> the
> > > server rejects it and falls back to 1RTT, and then the client would
> have to
> > > accept this. This intermediary thus has the power to force any 0RTT
> attempt
> > > to fall back to 1RTT.
> >
> > This doesn't sound correct.
> >
> > 1. The client sends a ClientHello with an EarlyDataIndication indicating
> > configuration=C (and server key g^s) and ClientHello.key_share = x.
> >
> > 2. The server processes the ClientHello and determines whether 0-RTT
> will  be accepted
> > or rejected based purely on the ClientHello. I.e., it doesn't need to
> read any more messages
> > before deciding this [0]. If it decides to accept 0-RTT then it expects
> the next messages to
> > be 0-RTT handshake messages encrypted with SS = g^xs. If those messages
> don't decrypt
> > properly, then it needs to fail the entire connection (fatal alert with
> bad_record_mac).
>
> This last bit stops this, yes. I would prefer the spec say this very
> explicitly, as right now it doesn't and all I see is a line saying:
> "If any of these checks fail, the server MUST NOT respond with the
> extension and must discard all the remaining first flight data (thus
> falling back to 1-RTT)."
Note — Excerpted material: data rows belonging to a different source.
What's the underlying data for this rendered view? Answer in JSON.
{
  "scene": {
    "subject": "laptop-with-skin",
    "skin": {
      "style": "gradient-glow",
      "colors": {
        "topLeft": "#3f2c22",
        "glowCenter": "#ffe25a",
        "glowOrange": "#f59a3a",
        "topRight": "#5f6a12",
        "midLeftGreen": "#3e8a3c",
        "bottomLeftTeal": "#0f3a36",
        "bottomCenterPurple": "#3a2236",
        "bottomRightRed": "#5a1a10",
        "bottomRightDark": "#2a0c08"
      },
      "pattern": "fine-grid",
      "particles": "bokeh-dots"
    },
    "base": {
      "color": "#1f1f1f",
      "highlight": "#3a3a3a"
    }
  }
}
Well, this is a general requirement any time the record MAC is bad:
See http://tlswg.github.io/tls13-spec/#rfc.section.5.2.2
"If the decryption fails, a fatal “bad_record_mac” alert MUST be generated."



> The current text doesn't explicitly say how to handle 0-RTT data that it
> thinks it should be able to decrypt but can't. After rereading things a bit
> I think you're correct in that the correct course of action the spec
> currently expects is to abort, however implementers frequently err on the
> side of working partially vs not at all when given any wiggle room. A clear
> hard "MUST abort" on failed decrypt of 0RTT data would deal with this and
> avoid any other possible misunderstanding. Either do or do not; no try.
>

If you have suggested text, I'd be happy to see a PR.


> 3. The attacker *could* modify the ClientHello to replace C with C',
> which would cause
> > the server to fall back to 1-RTT, but then the server's
> CertificateVerify and Finished would
> > both be incorrect, causing the handshake to fail when the client tries
> to process them.
> >
> > If you still think I'm wrong here, it would help me if you provide a
> ladder diagram indicating
> > the attack you are concerned about.
> >
> > Thanks,
> > -Ekr
> >
> > [0] Technically speaking, it should be possible to send ServerHello
> before
> > even reading  the remainder of the first flight.
>
> Also, I found a typo in the early data section. The config ID was referred
> to by two names. PR filed. ;)


Merged.

-Ekr


>
> Dave
>